UN: Syrian regime accountable for sarin gas attack

The United Nations (UN) investigators on Thursday held Syrian regime forces accountable for the deadly gas attack, which claimed scores of lives in the opposition-held town of Khan Sheikhun in April.

"The panel is confident that the Syrian Arab Republic is responsible for the release of sarin at Khan Sheikhun on 4 April 2017,” the report written by the UN investigators under the body of Joint Investigative Mechanism (JIM) explained.

“Today’s report should lay to rest any discussion about who was responsible for the Khan Sheikhoun attack. This is the fourth attack where the UN-appointed inquiry has found that the Syrian government used chemical weapons in blatant violation of international humanitarian law," said Louis Charbonneau, UN director at Human Rights Watch.

"The question now is whether Security Council and OPCW members, including Russia, will move to protect a key international rule and hold Syrian authorities accountable as they said they would,” he added.

Following the release of the report, British Foreign Secretary Boris Johnson said it confirmed, “The Asad regime used sarin nerve gas against the people of Khan Sheikhoun in Syria on 4 April with tragic consequences for hundreds of victims.”

He said, “Britain condemns this appalling breach of the rules of war” and urged the international community to, “unite to hold Asad’s regime accountable.”

Nikki Haley, the U.S. Ambassador to the United Nations, also said, “Today’s report confirms what we have long known to be true. ‎Time and again, we see independent confirmation of chemical weapons use by the Assad regime.”

“And in spite of these independent reports, we still see some countries trying to protect the regime. That must end now. Ignoring the overwhelming amount of evidence in this case shows a purposeful disregard for widely agreed international norms,” she said in a statement.

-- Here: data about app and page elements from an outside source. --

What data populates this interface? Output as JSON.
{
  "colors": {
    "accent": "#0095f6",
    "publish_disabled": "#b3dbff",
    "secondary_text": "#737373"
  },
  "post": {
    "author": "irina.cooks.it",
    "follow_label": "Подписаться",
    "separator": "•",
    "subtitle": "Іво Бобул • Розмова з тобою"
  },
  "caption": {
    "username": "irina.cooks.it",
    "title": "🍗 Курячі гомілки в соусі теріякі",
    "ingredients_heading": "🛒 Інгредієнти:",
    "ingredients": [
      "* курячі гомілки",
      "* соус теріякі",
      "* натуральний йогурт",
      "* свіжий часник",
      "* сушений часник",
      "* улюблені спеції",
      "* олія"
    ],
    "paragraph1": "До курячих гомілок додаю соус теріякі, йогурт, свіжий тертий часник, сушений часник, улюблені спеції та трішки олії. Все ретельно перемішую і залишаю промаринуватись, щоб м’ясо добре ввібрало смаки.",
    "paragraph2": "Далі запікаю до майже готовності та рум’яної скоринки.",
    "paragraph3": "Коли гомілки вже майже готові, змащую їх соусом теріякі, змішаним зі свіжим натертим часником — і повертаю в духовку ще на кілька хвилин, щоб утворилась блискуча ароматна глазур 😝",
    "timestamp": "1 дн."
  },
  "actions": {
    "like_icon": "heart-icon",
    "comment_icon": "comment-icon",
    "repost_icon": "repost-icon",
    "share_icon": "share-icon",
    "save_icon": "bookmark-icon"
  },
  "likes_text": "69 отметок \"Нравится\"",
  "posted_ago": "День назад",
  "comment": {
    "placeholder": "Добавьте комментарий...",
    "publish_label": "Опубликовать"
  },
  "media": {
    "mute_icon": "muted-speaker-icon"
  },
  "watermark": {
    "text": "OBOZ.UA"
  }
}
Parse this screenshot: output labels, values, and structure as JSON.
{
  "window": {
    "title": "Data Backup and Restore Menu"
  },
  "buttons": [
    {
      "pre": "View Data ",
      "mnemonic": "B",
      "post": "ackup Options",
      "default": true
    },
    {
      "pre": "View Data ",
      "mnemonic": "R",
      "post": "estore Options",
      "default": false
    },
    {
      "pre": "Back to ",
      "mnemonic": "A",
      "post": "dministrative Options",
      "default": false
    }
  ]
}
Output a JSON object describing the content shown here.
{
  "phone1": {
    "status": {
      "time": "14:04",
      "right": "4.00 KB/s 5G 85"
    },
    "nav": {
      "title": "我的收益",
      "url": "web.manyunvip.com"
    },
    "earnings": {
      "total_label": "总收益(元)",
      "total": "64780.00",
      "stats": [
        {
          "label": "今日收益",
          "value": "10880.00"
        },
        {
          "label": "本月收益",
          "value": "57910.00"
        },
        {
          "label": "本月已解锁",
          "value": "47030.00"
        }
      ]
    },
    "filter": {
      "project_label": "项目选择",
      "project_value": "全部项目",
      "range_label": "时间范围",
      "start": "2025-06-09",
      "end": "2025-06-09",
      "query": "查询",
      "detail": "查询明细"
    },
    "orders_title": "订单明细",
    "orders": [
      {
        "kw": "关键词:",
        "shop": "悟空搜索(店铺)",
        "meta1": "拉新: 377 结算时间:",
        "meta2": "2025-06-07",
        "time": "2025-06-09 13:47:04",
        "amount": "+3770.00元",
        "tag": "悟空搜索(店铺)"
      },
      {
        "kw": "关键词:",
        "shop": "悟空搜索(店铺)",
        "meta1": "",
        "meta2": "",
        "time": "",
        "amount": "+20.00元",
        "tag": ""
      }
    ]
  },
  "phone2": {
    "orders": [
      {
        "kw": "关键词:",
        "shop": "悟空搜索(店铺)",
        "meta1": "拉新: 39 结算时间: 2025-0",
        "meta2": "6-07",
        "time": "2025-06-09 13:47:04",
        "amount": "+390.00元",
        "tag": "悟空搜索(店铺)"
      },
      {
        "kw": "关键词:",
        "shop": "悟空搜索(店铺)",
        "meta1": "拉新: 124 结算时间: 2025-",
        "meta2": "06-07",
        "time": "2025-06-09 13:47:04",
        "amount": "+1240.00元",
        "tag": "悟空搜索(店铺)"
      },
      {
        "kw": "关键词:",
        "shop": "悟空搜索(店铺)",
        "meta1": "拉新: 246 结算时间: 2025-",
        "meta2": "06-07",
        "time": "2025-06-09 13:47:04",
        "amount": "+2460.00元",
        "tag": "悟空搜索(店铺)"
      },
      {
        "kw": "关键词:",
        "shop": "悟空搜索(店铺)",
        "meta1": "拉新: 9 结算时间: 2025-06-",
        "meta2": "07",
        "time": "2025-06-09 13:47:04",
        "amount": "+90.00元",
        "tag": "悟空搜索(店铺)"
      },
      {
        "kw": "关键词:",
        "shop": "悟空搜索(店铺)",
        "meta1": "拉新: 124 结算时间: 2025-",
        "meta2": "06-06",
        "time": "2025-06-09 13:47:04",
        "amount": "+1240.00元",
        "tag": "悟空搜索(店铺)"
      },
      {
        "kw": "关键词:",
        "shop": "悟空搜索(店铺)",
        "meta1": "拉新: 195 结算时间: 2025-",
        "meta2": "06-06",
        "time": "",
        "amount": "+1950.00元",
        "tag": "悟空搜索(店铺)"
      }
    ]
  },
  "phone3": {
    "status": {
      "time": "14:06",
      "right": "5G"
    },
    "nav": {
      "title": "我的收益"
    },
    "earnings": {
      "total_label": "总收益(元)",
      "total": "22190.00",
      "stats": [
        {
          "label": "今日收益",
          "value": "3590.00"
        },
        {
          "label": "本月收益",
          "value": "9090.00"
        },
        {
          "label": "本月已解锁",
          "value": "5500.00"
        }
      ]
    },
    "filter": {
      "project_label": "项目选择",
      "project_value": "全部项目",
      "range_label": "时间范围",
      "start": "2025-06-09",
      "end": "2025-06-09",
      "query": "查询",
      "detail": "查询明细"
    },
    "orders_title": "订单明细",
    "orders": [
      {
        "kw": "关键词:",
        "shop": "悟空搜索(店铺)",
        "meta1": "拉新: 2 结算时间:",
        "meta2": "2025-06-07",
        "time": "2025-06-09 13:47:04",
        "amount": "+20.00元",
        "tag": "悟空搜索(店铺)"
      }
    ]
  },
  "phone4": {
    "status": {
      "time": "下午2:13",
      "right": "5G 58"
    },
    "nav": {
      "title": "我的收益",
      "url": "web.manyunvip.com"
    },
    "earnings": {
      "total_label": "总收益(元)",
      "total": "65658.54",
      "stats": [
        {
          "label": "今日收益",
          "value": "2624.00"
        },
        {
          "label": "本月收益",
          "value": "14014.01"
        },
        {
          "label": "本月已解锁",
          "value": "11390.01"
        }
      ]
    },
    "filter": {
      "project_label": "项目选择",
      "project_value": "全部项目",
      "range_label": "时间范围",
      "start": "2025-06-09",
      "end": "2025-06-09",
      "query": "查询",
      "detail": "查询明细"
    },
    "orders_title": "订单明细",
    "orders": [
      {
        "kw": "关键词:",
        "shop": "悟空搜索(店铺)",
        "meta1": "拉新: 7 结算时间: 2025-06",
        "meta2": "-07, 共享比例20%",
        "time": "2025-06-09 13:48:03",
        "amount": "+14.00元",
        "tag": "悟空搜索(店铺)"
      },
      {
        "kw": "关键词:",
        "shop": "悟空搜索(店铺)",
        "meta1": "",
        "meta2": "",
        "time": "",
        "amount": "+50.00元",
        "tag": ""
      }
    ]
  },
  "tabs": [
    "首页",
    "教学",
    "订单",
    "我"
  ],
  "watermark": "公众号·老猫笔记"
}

She stressed the chemical attack should not be tolerated and, “Countries that fail to do so are no better than the dictators or terrorists who use these terrible weapons.”

At least 100 people were killed and hundreds of others injured in the chemical attack on April 4 in Khan Sheikhun town in western Idlib province.

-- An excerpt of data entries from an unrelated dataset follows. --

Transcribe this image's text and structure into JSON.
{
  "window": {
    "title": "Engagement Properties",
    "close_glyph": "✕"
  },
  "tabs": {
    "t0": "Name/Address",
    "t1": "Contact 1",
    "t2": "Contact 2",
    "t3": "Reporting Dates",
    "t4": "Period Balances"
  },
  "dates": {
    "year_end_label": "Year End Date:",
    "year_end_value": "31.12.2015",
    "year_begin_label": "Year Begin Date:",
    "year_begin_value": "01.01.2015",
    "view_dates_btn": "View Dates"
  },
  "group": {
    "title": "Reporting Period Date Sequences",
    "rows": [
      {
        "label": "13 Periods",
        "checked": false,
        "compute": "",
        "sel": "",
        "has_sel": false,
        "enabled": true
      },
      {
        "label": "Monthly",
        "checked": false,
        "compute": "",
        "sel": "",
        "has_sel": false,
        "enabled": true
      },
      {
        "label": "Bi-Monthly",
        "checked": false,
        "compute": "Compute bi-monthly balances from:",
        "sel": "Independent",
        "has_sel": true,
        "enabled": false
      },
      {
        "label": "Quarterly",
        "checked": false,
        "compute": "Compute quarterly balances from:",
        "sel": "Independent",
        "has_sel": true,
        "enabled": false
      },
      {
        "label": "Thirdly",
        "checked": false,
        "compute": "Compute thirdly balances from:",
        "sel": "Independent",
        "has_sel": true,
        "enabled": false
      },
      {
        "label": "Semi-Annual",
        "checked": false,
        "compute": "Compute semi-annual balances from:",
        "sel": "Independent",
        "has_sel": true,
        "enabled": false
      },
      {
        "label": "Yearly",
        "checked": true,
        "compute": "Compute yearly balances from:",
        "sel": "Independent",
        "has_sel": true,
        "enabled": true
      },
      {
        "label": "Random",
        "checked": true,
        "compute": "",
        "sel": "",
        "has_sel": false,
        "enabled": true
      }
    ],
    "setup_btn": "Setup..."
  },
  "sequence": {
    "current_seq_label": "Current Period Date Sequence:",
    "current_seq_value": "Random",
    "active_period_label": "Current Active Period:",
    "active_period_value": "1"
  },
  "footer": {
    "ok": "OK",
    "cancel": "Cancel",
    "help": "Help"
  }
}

The investigation by the UN and the Organization for the Prohibition of Chemical Weapons, known as the Joint Investigative Mechanism (JIM), was created by the UN Security Council in August 2015 following reports of chemical attacks in Syria. It became fully operational in January 2016 and presented its first report in February that year.

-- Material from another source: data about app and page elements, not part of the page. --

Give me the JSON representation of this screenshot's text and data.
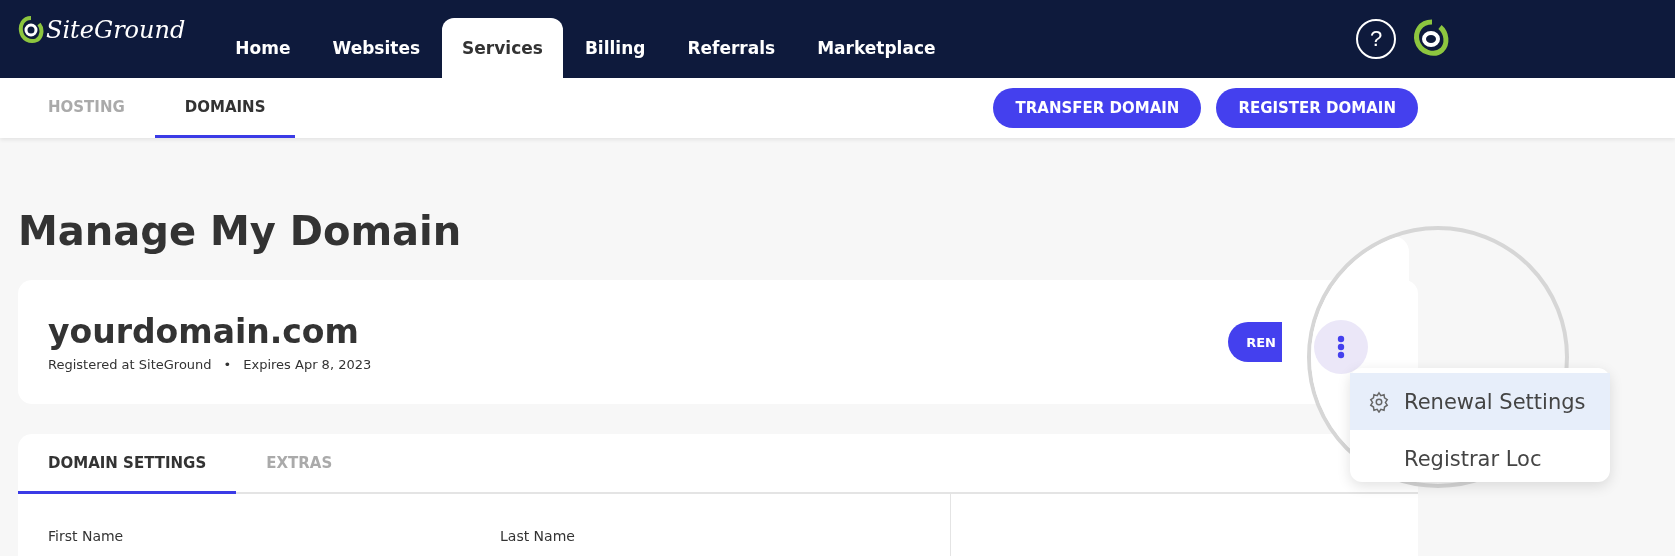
{
  "top_nav": {
    "logo_text": "SiteGround",
    "items": [
      {
        "label": "Home",
        "selected": false
      },
      {
        "label": "Websites",
        "selected": false
      },
      {
        "label": "Services",
        "selected": true
      },
      {
        "label": "Billing",
        "selected": false
      },
      {
        "label": "Referrals",
        "selected": false
      },
      {
        "label": "Marketplace",
        "selected": false
      }
    ],
    "help": "?"
  },
  "sub_nav": {
    "tabs": [
      {
        "label": "HOSTING",
        "selected": false
      },
      {
        "label": "DOMAINS",
        "selected": true
      }
    ],
    "buttons": [
      "TRANSFER DOMAIN",
      "REGISTER DOMAIN"
    ]
  },
  "title": "Manage My Domain",
  "domain_card": {
    "domain": "yourdomain.com",
    "registered": "Registered at SiteGround",
    "separator": "•",
    "expires": "Expires Apr 8, 2023",
    "renew_button": "REN"
  },
  "menu": {
    "items": [
      {
        "label": "Renewal Settings",
        "selected": true
      },
      {
        "label": "Registrar Loc",
        "selected": false
      }
    ]
  },
  "settings_card": {
    "tabs": [
      {
        "label": "DOMAIN SETTINGS",
        "selected": true
      },
      {
        "label": "EXTRAS",
        "selected": false
      }
    ],
    "fields": [
      "First Name",
      "Last Name"
    ]
  }
}
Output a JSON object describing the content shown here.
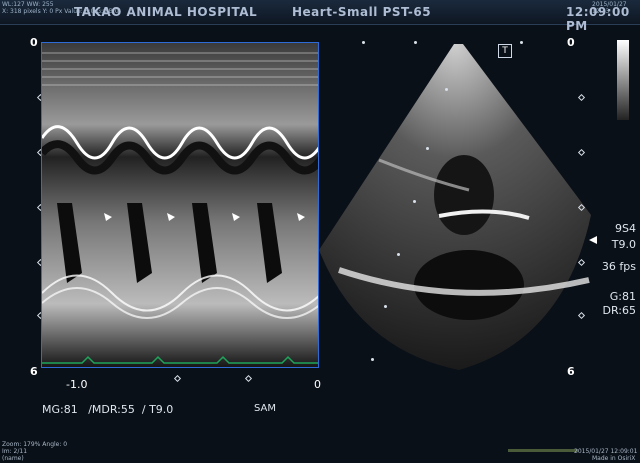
{
  "header": {
    "wl_ww": "WL:127 WW: 255",
    "info_line2": "X: 318 pixels Y: 0 Px Value: R:0 G:0 B:0",
    "hospital": "TAKAO ANIMAL HOSPITAL",
    "exam": "Heart-Small PST-65",
    "time": "12:09:00 PM",
    "datetime_small": "2015/01/27 12:13"
  },
  "mmode": {
    "depth_top": "0",
    "depth_bottom": "6",
    "time_labels": [
      "-1.0",
      "0"
    ],
    "bottom_params": "MG:81   /MDR:55  / T9.0",
    "sam_label": "SAM"
  },
  "sector": {
    "depth_top": "0",
    "depth_bottom": "6",
    "probe_marker": "T"
  },
  "right_params": {
    "probe": "9S4",
    "t": "T9.0",
    "fps": "36 fps",
    "gain": "G:81",
    "dr": "DR:65"
  },
  "footer": {
    "zoom": "Zoom: 179% Angle: 0",
    "im": "Im: 2/11",
    "name": "(name)",
    "date_right": "2015/01/27 12:09:01",
    "made_in": "Made in OsiriX"
  },
  "colors": {
    "frame_blue": "#2f6bd6",
    "ecg_green": "#1fa35a"
  }
}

The report was submitted to the UN Security Council. 
Reports of chemical attacks on civilian populations and opposition fighters have continued to come out of Syria since an attack in August 2013 killed more than 1,400 people in East Ghouta near Damascus.
The Syrian Network for Human Rights said it documented at least 174 chemical attacks in Syria since September 2013 when the Security Council issued resolution 2118 for the dismantling of Syria's chemical weapons arsenal.